Tip 5: monitor APi Calls to control indexing
Indexing app content will in the future be done via APIs. Both Google and Apple are advocating this method. Basically the way it works is, when a user accesses an app screen, the URI and meta data (such as title and description) for the corresponding content is sent via an API. The search engine receives this data and can calculate how relevant this page is, based on the number of views, associated meta data, and user metrics. It’s likely that the user metrics will play a large roll in the future.
What does that mean in practice? Well it means you can move fast and break things, if you’re not careful. With websites you have a number of options in controlling what gets crawled and indexed, such as via robots.txt, meta robots tags, nofollow links and canonical tags. For apps however the API calls are your bread and butter, so think about what pages you are currently keeping out of the index and how and consider the app and decide which pages should be calling the API, and which shouldn’t, so only the appropriate screen types end up in the index. Product pages and category pages belong in the index? Make sure the API is being called for these screens.
As previously mentioned, the performance of individual screens will in all likelihood play a large roll in the organic ranking, since Google and Apple won’t have backlink data to rely on. You can take advantage of this and use the logic of the canonical link for app indexing. Do you have duplicate content, different sorting options or data that is user-specific (such as geo-coordinates), then it makes sense to strip this from the URI that you send to the API and send a canonical version.
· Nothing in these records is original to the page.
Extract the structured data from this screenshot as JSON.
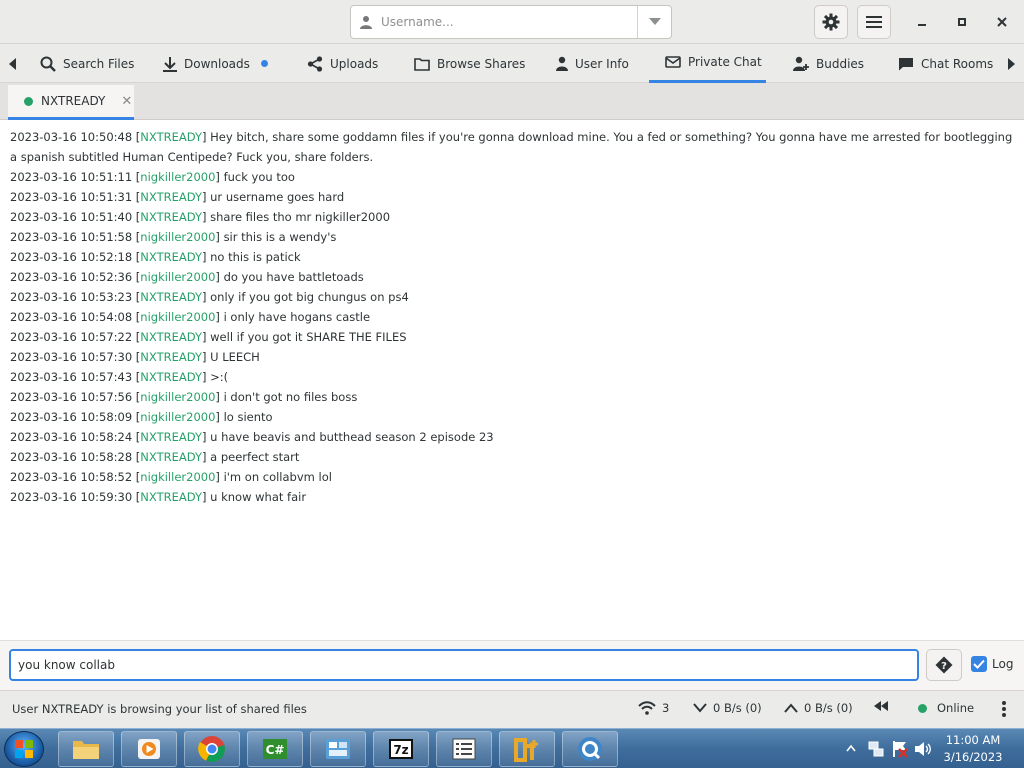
{
  "header": {
    "username_placeholder": "Username...",
    "username_value": ""
  },
  "tabs": [
    {
      "label": "Search Files",
      "icon": "search-icon"
    },
    {
      "label": "Downloads",
      "icon": "download-icon"
    },
    {
      "label": "Uploads",
      "icon": "share-icon"
    },
    {
      "label": "Browse Shares",
      "icon": "folder-icon"
    },
    {
      "label": "User Info",
      "icon": "person-icon"
    },
    {
      "label": "Private Chat",
      "icon": "mail-icon",
      "active": true
    },
    {
      "label": "Buddies",
      "icon": "add-person-icon"
    },
    {
      "label": "Chat Rooms",
      "icon": "chat-bubble-icon"
    }
  ],
  "chat_tab": {
    "name": "NXTREADY",
    "status_color": "#26a269"
  },
  "messages": [
    {
      "time": "2023-03-16 10:50:48",
      "nick": "NXTREADY",
      "text": "Hey bitch, share some goddamn files if you're gonna download mine. You a fed or something? You gonna have me arrested for bootlegging a spanish subtitled Human Centipede? Fuck you, share folders."
    },
    {
      "time": "2023-03-16 10:51:11",
      "nick": "nigkiller2000",
      "text": "fuck you too"
    },
    {
      "time": "2023-03-16 10:51:31",
      "nick": "NXTREADY",
      "text": "ur username goes hard"
    },
    {
      "time": "2023-03-16 10:51:40",
      "nick": "NXTREADY",
      "text": "share files tho mr nigkiller2000"
    },
    {
      "time": "2023-03-16 10:51:58",
      "nick": "nigkiller2000",
      "text": "sir this is a wendy's"
    },
    {
      "time": "2023-03-16 10:52:18",
      "nick": "NXTREADY",
      "text": "no this is patick"
    },
    {
      "time": "2023-03-16 10:52:36",
      "nick": "nigkiller2000",
      "text": "do you have battletoads"
    },
    {
      "time": "2023-03-16 10:53:23",
      "nick": "NXTREADY",
      "text": "only if you got big chungus on ps4"
    },
    {
      "time": "2023-03-16 10:54:08",
      "nick": "nigkiller2000",
      "text": "i only have hogans castle"
    },
    {
      "time": "2023-03-16 10:57:22",
      "nick": "NXTREADY",
      "text": "well if you got it SHARE THE FILES"
    },
    {
      "time": "2023-03-16 10:57:30",
      "nick": "NXTREADY",
      "text": "U LEECH"
    },
    {
      "time": "2023-03-16 10:57:43",
      "nick": "NXTREADY",
      "text": ">:("
    },
    {
      "time": "2023-03-16 10:57:56",
      "nick": "nigkiller2000",
      "text": "i don't got no files boss"
    },
    {
      "time": "2023-03-16 10:58:09",
      "nick": "nigkiller2000",
      "text": "lo siento"
    },
    {
      "time": "2023-03-16 10:58:24",
      "nick": "NXTREADY",
      "text": "u have beavis and butthead season 2 episode 23"
    },
    {
      "time": "2023-03-16 10:58:28",
      "nick": "NXTREADY",
      "text": "a peerfect start"
    },
    {
      "time": "2023-03-16 10:58:52",
      "nick": "nigkiller2000",
      "text": "i'm on collabvm lol"
    },
    {
      "time": "2023-03-16 10:59:30",
      "nick": "NXTREADY",
      "text": "u know what fair"
    }
  ],
  "input": {
    "value": "you know collab",
    "log_label": "Log",
    "log_checked": true
  },
  "statusbar": {
    "message": "User NXTREADY is browsing your list of shared files",
    "connections": "3",
    "download_speed": "0 B/s (0)",
    "upload_speed": "0 B/s (0)",
    "status": "Online",
    "status_color": "#26a269"
  },
  "taskbar": {
    "time": "11:00 AM",
    "date": "3/16/2023",
    "apps": [
      "explorer-icon",
      "media-player-icon",
      "chrome-icon",
      "csharp-icon",
      "control-panel-icon",
      "7zip-icon",
      "list-icon",
      "notepad-plus-icon",
      "quicktime-icon"
    ]
  },
  "colors": {
    "accent": "#3584e4",
    "nick": "#26a269"
  }
}
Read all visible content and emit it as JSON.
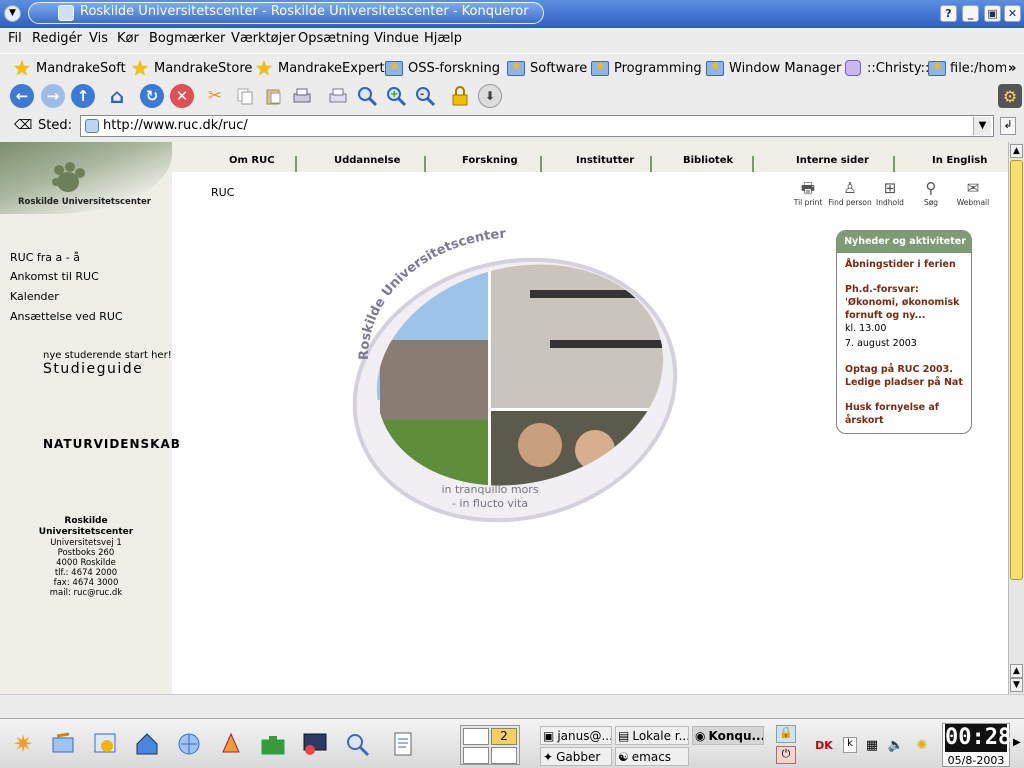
{
  "window": {
    "title": "Roskilde Universitetscenter - Roskilde Universitetscenter - Konqueror",
    "buttons": [
      "?",
      "minimize",
      "maximize",
      "close"
    ]
  },
  "menu": [
    "Fil",
    "Redigér",
    "Vis",
    "Kør",
    "Bogmærker",
    "Værktøjer",
    "Opsætning",
    "Vindue",
    "Hjælp"
  ],
  "bookmarks": [
    {
      "label": "MandrakeSoft",
      "icon": "star-icon"
    },
    {
      "label": "MandrakeStore",
      "icon": "star-icon"
    },
    {
      "label": "MandrakeExpert",
      "icon": "star-icon"
    },
    {
      "label": "OSS-forskning",
      "icon": "folder-icon"
    },
    {
      "label": "Software",
      "icon": "folder-icon"
    },
    {
      "label": "Programming",
      "icon": "folder-icon"
    },
    {
      "label": "Window Manager",
      "icon": "folder-icon"
    },
    {
      "label": "::Christy::",
      "icon": "web-icon"
    },
    {
      "label": "file:/home",
      "icon": "folder-icon"
    }
  ],
  "location": {
    "label": "Sted:",
    "url": "http://www.ruc.dk/ruc/"
  },
  "site": {
    "logo_name": "Roskilde Universitetscenter",
    "nav": [
      "Om RUC",
      "Uddannelse",
      "Forskning",
      "Institutter",
      "Bibliotek",
      "Interne sider",
      "In English"
    ],
    "breadcrumb": "RUC",
    "tools": [
      "Til print",
      "Find person",
      "Indhold",
      "Søg",
      "Webmail"
    ],
    "side_links": [
      "RUC fra a - å",
      "Ankomst til RUC",
      "Kalender",
      "Ansættelse ved RUC"
    ],
    "studieguide_pre": "nye studerende start her!",
    "studieguide": "Studieguide",
    "naturvidenskab": "NATURVIDENSKAB",
    "address": {
      "name1": "Roskilde",
      "name2": "Universitetscenter",
      "lines": [
        "Universitetsvej 1",
        "Postboks 260",
        "4000 Roskilde",
        "tlf.: 4674 2000",
        "fax: 4674 3000",
        "mail: ruc@ruc.dk"
      ]
    },
    "emblem": {
      "arc_text": "Roskilde Universitetscenter",
      "motto1": "in tranquillo mors",
      "motto2": "- in flucto vita"
    },
    "news": {
      "title": "Nyheder og aktiviteter",
      "items": [
        {
          "link": "Åbningstider i ferien"
        },
        {
          "link": "Ph.d.-forsvar: 'Økonomi, økonomisk fornuft og ny...",
          "time": "kl. 13.00",
          "date": "7. august 2003"
        },
        {
          "link": "Optag på RUC 2003. Ledige pladser på Nat"
        },
        {
          "link": "Husk fornyelse af årskort"
        }
      ]
    }
  },
  "taskbar": {
    "desktop_number": "2",
    "tasks": [
      "janus@...",
      "Lokale r...",
      "Konqu...",
      "Gabber",
      "emacs"
    ],
    "clock_time": "00:28",
    "clock_date": "05/8-2003"
  }
}
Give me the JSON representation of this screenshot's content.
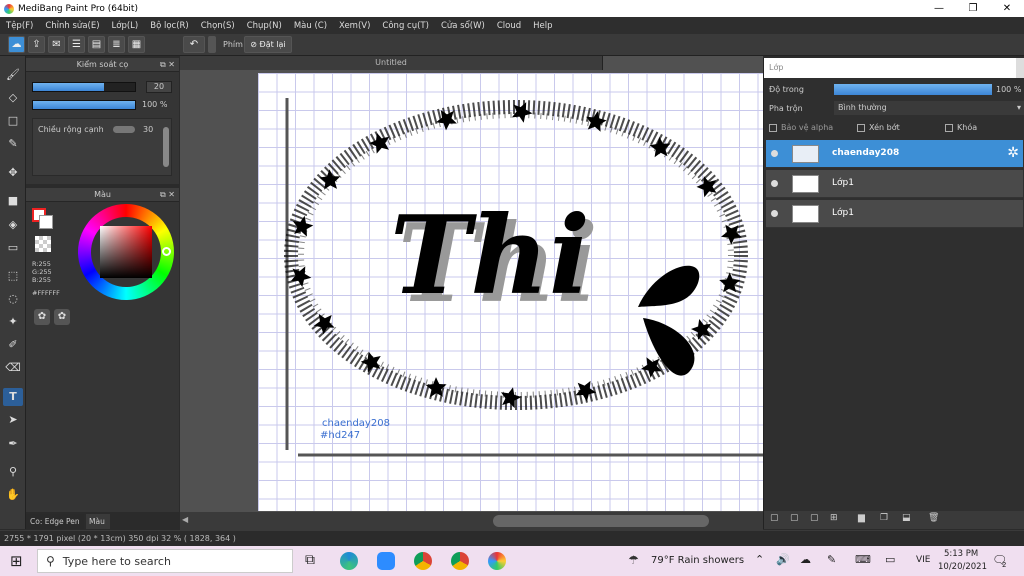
{
  "window": {
    "title": "MediBang Paint Pro (64bit)",
    "min": "—",
    "max": "❐",
    "close": "✕"
  },
  "menu": [
    "Tệp(F)",
    "Chỉnh sửa(E)",
    "Lớp(L)",
    "Bộ lọc(R)",
    "Chọn(S)",
    "Chụp(N)",
    "Màu (C)",
    "Xem(V)",
    "Công cụ(T)",
    "Cửa sổ(W)",
    "Cloud",
    "Help"
  ],
  "toolbar": {
    "shortcut_label": "Phím",
    "reset_label": "Đặt lại"
  },
  "brush_panel": {
    "title": "Kiểm soát cọ",
    "size": "20",
    "opacity": "100 %",
    "size_fill": 0.7,
    "opacity_fill": 1.0,
    "edge_label": "Chiều rộng cạnh",
    "edge_value": "30"
  },
  "color_panel": {
    "title": "Màu",
    "r": "R:255",
    "g": "G:255",
    "b": "B:255",
    "hex": "#FFFFFF"
  },
  "document": {
    "tab": "Untitled",
    "art_text": "Thi",
    "signature1": "chaenday208",
    "signature2": "#hd247"
  },
  "layer_panel": {
    "title": "Lớp",
    "opacity_label": "Độ trong",
    "opacity_value": "100 %",
    "opacity_fill": 1.0,
    "blend_label": "Pha trộn",
    "blend_value": "Bình thường",
    "protect_alpha": "Bảo vệ alpha",
    "clip": "Xén bớt",
    "lock": "Khóa",
    "layers": [
      {
        "name": "chaenday208",
        "selected": true
      },
      {
        "name": "Lớp1",
        "selected": false
      },
      {
        "name": "Lớp1",
        "selected": false
      }
    ]
  },
  "bottom_tabs": {
    "brush_name": "Co: Edge Pen",
    "color_tab": "Màu"
  },
  "status": {
    "text": "2755 * 1791 pixel  (20 * 13cm)  350 dpi  32 %  ( 1828, 364 )"
  },
  "taskbar": {
    "search_placeholder": "Type here to search",
    "weather": "79°F  Rain showers",
    "lang": "VIE",
    "time": "5:13 PM",
    "date": "10/20/2021",
    "notifications": "2"
  },
  "colors": {
    "accent": "#3d8fd6",
    "panel": "#353535",
    "taskbar": "#f0dff0"
  }
}
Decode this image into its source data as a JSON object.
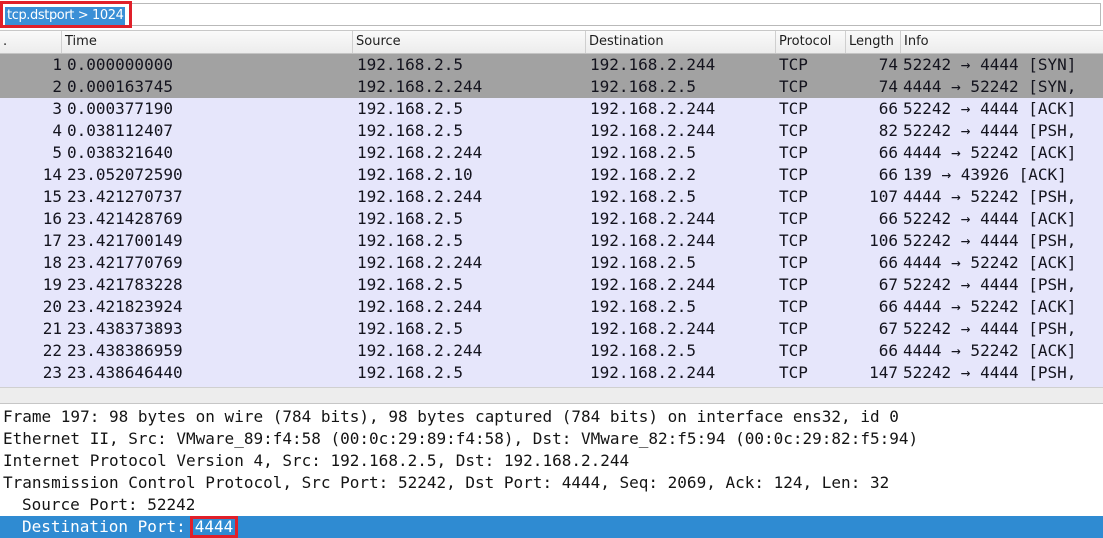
{
  "filter": {
    "value": "tcp.dstport > 1024"
  },
  "columns": {
    "no": ".",
    "time": "Time",
    "source": "Source",
    "destination": "Destination",
    "protocol": "Protocol",
    "length": "Length",
    "info": "Info"
  },
  "packets": [
    {
      "no": "1",
      "time": "0.000000000",
      "source": "192.168.2.5",
      "destination": "192.168.2.244",
      "protocol": "TCP",
      "length": "74",
      "info": "52242 → 4444 [SYN]"
    },
    {
      "no": "2",
      "time": "0.000163745",
      "source": "192.168.2.244",
      "destination": "192.168.2.5",
      "protocol": "TCP",
      "length": "74",
      "info": "4444 → 52242 [SYN,"
    },
    {
      "no": "3",
      "time": "0.000377190",
      "source": "192.168.2.5",
      "destination": "192.168.2.244",
      "protocol": "TCP",
      "length": "66",
      "info": "52242 → 4444 [ACK]"
    },
    {
      "no": "4",
      "time": "0.038112407",
      "source": "192.168.2.5",
      "destination": "192.168.2.244",
      "protocol": "TCP",
      "length": "82",
      "info": "52242 → 4444 [PSH,"
    },
    {
      "no": "5",
      "time": "0.038321640",
      "source": "192.168.2.244",
      "destination": "192.168.2.5",
      "protocol": "TCP",
      "length": "66",
      "info": "4444 → 52242 [ACK]"
    },
    {
      "no": "14",
      "time": "23.052072590",
      "source": "192.168.2.10",
      "destination": "192.168.2.2",
      "protocol": "TCP",
      "length": "66",
      "info": "139 → 43926 [ACK]"
    },
    {
      "no": "15",
      "time": "23.421270737",
      "source": "192.168.2.244",
      "destination": "192.168.2.5",
      "protocol": "TCP",
      "length": "107",
      "info": "4444 → 52242 [PSH,"
    },
    {
      "no": "16",
      "time": "23.421428769",
      "source": "192.168.2.5",
      "destination": "192.168.2.244",
      "protocol": "TCP",
      "length": "66",
      "info": "52242 → 4444 [ACK]"
    },
    {
      "no": "17",
      "time": "23.421700149",
      "source": "192.168.2.5",
      "destination": "192.168.2.244",
      "protocol": "TCP",
      "length": "106",
      "info": "52242 → 4444 [PSH,"
    },
    {
      "no": "18",
      "time": "23.421770769",
      "source": "192.168.2.244",
      "destination": "192.168.2.5",
      "protocol": "TCP",
      "length": "66",
      "info": "4444 → 52242 [ACK]"
    },
    {
      "no": "19",
      "time": "23.421783228",
      "source": "192.168.2.5",
      "destination": "192.168.2.244",
      "protocol": "TCP",
      "length": "67",
      "info": "52242 → 4444 [PSH,"
    },
    {
      "no": "20",
      "time": "23.421823924",
      "source": "192.168.2.244",
      "destination": "192.168.2.5",
      "protocol": "TCP",
      "length": "66",
      "info": "4444 → 52242 [ACK]"
    },
    {
      "no": "21",
      "time": "23.438373893",
      "source": "192.168.2.5",
      "destination": "192.168.2.244",
      "protocol": "TCP",
      "length": "67",
      "info": "52242 → 4444 [PSH,"
    },
    {
      "no": "22",
      "time": "23.438386959",
      "source": "192.168.2.244",
      "destination": "192.168.2.5",
      "protocol": "TCP",
      "length": "66",
      "info": "4444 → 52242 [ACK]"
    },
    {
      "no": "23",
      "time": "23.438646440",
      "source": "192.168.2.5",
      "destination": "192.168.2.244",
      "protocol": "TCP",
      "length": "147",
      "info": "52242 → 4444 [PSH,"
    }
  ],
  "details": {
    "frame": "Frame 197: 98 bytes on wire (784 bits), 98 bytes captured (784 bits) on interface ens32, id 0",
    "ethernet": "Ethernet II, Src: VMware_89:f4:58 (00:0c:29:89:f4:58), Dst: VMware_82:f5:94 (00:0c:29:82:f5:94)",
    "ip": "Internet Protocol Version 4, Src: 192.168.2.5, Dst: 192.168.2.244",
    "tcp": "Transmission Control Protocol, Src Port: 52242, Dst Port: 4444, Seq: 2069, Ack: 124, Len: 32",
    "src_port": "Source Port: 52242",
    "dst_port_label": "Destination Port:",
    "dst_port_value": "4444"
  },
  "colors": {
    "row_background": "#e6e6fb",
    "selected_row": "#a2a2a2",
    "highlight_box": "#e0202a",
    "detail_selection": "#2f8bd2"
  }
}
In this way you can retain your user metrics without sending unneccesary content to the index.
Tip 6: don’t Overdo it
It looks like apps are only going to be more important for mobile as time goes on, there is a lot of potential and as a result a desire to go big, and to do it fast. We started with a lot of enthusiasm and because there isn’t a lot of pratical knowledge available on the subject at the time of writing, it’s been a lot of learning by doing, which means a few hick-ups – some our fault, and some not (*ahem* Google). In any case we want to stress starting small, and gaining your own experience. Start with a single page type for instance and move from there, once you’re sure that the tracking works, the experience is better and is performing as such. Our site is also a particular use case and it’s likely you will find a few pitfalls of your own that you would recommend others avoid. We want to hear about those too! Let us know in the comments or send us an e-mail.